A video went viral across social media shortly after New Year’s Eve which depicts many dozens of running and screaming young men overturning a car in the street and repeatedly kicking a policewoman on the ground.

The video prompted immediate responses from French authorities and President Emmanuel Macron, who tweeted: “Those guilty of the cowardly and criminal lynching of police doing their duty on the night of December 31st will be found and punished. Force will support the law. Honor to the police and full support to all the agents attacked in such a low level fashion.”

The policewoman and her police captain were brutally beaten after being called out to a crowded party held in a warehouse in the southeastern Paris suburb of Champigny-sur-Marne. A fight had broken out when a group of about twenty “particularly violent individuals” crashed the event and refused to leave. The men then vented their rage on the police. This incited others to let loose and attack cars with sticks.

Obviously, mainstream news only refer to the vicious migrants by the classic euphemism — “youths.” But they leave hints about the true nature and identity of the perpetrators. The Local France writes: “Video images show youths turning over a police patrol car to cheers from crowds,” and “French police have long suffered testy relations with youths in poor immigrant-heavy suburbs.” The Daily Mail refers to the migrants as “thugs,” and shows video stills of an all-brown crowd in full chimp-out mode. The Sun Daily calls the attackers “revellers,” which is likely the most absurd description of all since the footage from that particular New Year’s Eve party more closely resembles a Lord of the Rings-style orc invasion than any festive gathering I have ever attended.

As the two police officers were taken to the hospital and treated for concussions, the extent of the violence in Paris on New Year’s Eve was made clear. Youths torched 1,031 cars, and police made 510 arrests. The Daily Mail states that burning cars and destroying one’s own neighborhood is a “ritual among youths living in deprived high-rise suburbs.” According to Breitbart, “the practice is thought to have begun in the 1990s in Strasbourg’s deprived, high-immigrant districts, which quickly spread to other poor areas.” On the topic, a spokesman from the French National Observatory of Crime and Criminal Justice told Le Parisien that “vehicle fires are often associated with a context of riots and urban violence. It can also be a ‘game’ to break the monotony, or it could be motivated by vengeance after a violent arrest. Or it could just be to get rid of a car used in a crime or as an insurance scam.”

The best article on the topic of burning cars is the following one from The Local France titled What’s behind the famous French tradition of torching cars?

Every New Year’s Eve nervous car owners across France cross their fingers in the hope they can start the New Year with their vehicle intact.
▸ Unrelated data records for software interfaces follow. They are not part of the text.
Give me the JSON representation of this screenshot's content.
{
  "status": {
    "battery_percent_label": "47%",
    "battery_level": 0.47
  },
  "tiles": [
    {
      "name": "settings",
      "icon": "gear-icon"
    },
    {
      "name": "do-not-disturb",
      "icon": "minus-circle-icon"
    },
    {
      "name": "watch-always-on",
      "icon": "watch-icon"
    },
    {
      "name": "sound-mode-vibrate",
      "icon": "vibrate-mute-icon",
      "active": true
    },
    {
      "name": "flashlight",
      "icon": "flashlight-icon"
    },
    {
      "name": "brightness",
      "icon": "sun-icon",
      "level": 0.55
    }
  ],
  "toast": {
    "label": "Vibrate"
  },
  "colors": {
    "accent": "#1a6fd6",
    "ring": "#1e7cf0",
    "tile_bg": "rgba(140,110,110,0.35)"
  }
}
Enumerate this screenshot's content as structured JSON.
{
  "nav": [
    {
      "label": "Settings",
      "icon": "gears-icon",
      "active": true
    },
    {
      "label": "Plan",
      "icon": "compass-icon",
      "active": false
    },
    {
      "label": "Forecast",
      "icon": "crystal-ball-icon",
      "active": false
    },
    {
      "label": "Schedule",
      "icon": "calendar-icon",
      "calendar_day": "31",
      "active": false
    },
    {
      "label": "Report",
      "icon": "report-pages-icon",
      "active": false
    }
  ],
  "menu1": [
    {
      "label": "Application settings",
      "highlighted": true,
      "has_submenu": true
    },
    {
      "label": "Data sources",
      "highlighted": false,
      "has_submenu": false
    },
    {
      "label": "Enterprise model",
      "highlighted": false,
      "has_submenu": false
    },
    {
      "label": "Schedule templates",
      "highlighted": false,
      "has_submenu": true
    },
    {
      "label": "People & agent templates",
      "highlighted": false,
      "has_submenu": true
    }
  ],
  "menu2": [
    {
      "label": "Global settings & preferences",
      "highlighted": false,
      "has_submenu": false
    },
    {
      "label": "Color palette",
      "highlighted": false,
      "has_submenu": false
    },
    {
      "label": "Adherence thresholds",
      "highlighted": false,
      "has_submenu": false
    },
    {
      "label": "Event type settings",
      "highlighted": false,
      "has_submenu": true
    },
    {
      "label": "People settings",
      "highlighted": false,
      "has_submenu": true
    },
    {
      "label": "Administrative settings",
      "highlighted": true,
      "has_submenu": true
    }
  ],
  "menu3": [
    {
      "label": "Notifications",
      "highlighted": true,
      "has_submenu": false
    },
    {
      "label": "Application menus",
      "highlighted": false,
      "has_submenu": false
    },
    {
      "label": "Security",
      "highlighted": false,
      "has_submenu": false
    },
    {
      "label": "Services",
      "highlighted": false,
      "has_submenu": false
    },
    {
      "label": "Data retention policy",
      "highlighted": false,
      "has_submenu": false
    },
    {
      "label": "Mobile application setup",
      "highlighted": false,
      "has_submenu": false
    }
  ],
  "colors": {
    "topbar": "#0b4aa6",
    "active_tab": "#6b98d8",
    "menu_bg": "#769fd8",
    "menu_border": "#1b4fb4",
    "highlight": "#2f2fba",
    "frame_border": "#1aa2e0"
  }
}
That’s because of a longstanding French tradition that sees youths in certain parts of cities torching scores of cars.

I don’t know about you, but when I think of French traditions, vicious migrant thugs mindlessly rushing through streets and burning cars are not among the things that come to mind.

An example of migrants enriching a stale French neighborhood with their new traditions.

If the above “tradition” shocks you, then you must remember the sacred liberal saying “all cultures are equal.” There’s no difference between car burnings and folk dancingFrance is progressing just fine, embracing its new citizens’ habits and gearing up to become a Muslim majority nation in 40 years.

On a serious note, it is important to pay attention to the progression of Paris, as dispiriting as it may be to any native European who carries a sincere love of his homeland. A once brilliant city, Paris is collapsing before our eyes, and if we wish to secure a different, more peaceful fate for our own nations and neighborhoods, it is vital we understand the (not only migrant-related) reasons for this devolution and speak openly about them.

Melissa Meszaros
Melissa is a Hungarian-American writer, editor, and translator who spent the first half of her life in Central New Jersey before relocating to Hungary. Today, from Hungary, she pursues a career in thought crime and Youtubing, and with her significant other is working towards building a loving home full of children and cats.